Top of RECORDED DATA

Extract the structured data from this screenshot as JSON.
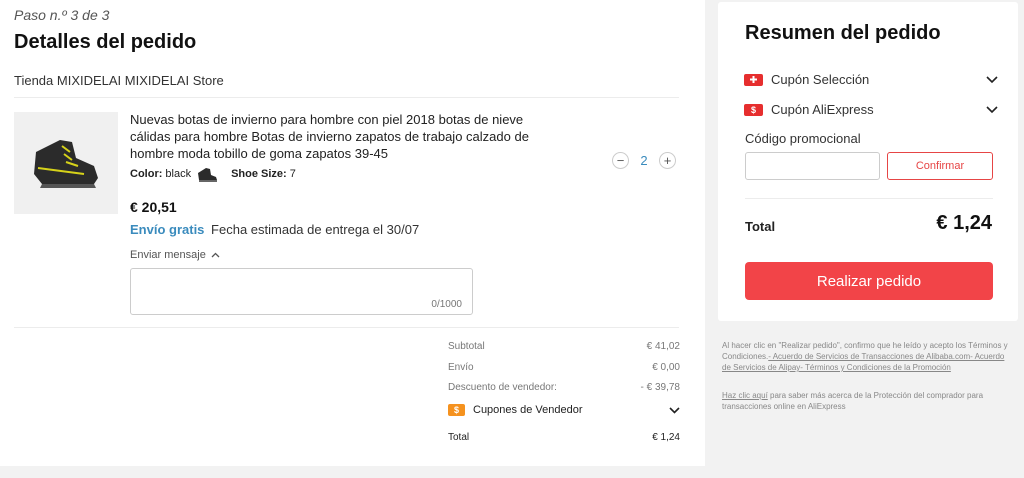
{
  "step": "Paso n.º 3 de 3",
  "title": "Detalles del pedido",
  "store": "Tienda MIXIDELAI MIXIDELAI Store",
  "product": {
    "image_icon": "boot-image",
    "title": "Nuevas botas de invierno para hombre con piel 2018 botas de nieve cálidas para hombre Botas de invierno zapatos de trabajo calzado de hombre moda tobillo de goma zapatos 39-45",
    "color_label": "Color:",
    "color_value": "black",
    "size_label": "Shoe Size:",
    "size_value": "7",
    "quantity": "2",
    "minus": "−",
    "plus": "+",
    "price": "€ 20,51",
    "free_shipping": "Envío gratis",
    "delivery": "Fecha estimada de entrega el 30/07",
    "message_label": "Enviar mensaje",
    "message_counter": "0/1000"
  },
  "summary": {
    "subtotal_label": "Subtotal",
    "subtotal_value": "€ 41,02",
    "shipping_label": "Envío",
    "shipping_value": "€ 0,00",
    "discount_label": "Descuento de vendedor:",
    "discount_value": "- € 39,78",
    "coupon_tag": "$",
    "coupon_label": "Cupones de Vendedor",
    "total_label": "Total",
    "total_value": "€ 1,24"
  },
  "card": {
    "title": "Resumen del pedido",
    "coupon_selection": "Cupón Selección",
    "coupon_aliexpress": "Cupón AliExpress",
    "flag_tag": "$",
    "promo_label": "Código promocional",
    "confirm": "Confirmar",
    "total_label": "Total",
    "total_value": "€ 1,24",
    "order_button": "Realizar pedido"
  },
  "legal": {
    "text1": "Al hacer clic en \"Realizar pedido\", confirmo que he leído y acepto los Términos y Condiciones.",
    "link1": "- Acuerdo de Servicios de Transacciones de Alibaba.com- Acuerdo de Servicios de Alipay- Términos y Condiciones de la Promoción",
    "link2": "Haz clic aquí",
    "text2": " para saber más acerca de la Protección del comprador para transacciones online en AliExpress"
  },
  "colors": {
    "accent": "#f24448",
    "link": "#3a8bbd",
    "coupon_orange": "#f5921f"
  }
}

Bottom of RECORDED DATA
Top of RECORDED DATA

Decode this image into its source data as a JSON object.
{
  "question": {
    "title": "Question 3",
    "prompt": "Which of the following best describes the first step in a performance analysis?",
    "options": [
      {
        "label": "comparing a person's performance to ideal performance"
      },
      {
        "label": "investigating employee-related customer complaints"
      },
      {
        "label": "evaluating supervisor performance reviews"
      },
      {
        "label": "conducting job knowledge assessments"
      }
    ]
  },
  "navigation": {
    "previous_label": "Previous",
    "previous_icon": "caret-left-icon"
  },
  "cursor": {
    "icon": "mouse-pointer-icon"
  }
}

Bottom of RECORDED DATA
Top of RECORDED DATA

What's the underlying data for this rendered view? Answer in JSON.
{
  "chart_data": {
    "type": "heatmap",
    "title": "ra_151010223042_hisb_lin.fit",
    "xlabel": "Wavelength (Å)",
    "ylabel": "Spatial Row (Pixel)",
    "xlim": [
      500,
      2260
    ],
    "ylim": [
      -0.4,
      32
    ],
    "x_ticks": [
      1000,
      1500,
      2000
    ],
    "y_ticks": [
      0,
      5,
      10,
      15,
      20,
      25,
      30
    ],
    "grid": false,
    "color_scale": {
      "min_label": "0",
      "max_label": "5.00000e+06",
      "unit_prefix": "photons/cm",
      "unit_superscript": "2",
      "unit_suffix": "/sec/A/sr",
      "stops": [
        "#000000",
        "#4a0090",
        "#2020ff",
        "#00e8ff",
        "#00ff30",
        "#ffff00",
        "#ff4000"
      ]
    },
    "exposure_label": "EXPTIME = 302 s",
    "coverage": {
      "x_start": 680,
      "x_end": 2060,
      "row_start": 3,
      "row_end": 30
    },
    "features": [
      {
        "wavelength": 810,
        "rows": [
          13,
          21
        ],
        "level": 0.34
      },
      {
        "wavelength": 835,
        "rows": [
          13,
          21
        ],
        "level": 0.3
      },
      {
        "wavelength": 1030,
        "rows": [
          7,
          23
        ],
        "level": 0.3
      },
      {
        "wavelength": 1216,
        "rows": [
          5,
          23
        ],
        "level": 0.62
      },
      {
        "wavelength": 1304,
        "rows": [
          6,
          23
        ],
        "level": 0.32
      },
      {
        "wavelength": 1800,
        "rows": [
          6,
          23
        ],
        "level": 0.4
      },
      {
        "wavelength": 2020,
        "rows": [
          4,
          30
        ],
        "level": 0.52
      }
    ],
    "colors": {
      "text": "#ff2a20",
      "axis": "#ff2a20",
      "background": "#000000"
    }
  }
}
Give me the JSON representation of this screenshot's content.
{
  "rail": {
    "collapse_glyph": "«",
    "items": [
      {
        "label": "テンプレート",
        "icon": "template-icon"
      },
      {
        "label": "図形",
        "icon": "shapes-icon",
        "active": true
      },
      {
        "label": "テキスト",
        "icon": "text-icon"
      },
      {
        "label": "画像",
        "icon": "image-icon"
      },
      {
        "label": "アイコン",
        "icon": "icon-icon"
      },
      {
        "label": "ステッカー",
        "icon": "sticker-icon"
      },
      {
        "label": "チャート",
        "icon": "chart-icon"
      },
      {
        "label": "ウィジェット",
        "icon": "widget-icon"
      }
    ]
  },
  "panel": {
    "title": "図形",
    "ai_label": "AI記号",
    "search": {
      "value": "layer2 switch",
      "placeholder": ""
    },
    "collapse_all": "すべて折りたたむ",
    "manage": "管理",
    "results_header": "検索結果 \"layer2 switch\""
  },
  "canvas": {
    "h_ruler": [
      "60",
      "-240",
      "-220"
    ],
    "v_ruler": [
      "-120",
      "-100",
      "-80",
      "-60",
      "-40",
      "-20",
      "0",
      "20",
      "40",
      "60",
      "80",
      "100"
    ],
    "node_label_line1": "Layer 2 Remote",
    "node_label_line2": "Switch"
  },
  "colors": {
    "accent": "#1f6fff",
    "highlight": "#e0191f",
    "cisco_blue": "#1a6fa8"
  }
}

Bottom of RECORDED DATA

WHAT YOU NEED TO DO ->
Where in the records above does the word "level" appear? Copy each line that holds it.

THE ANSWER ->
        "level": 0.34
        "level": 0.3
        "level": 0.3
        "level": 0.62
        "level": 0.32
        "level": 0.4
        "level": 0.52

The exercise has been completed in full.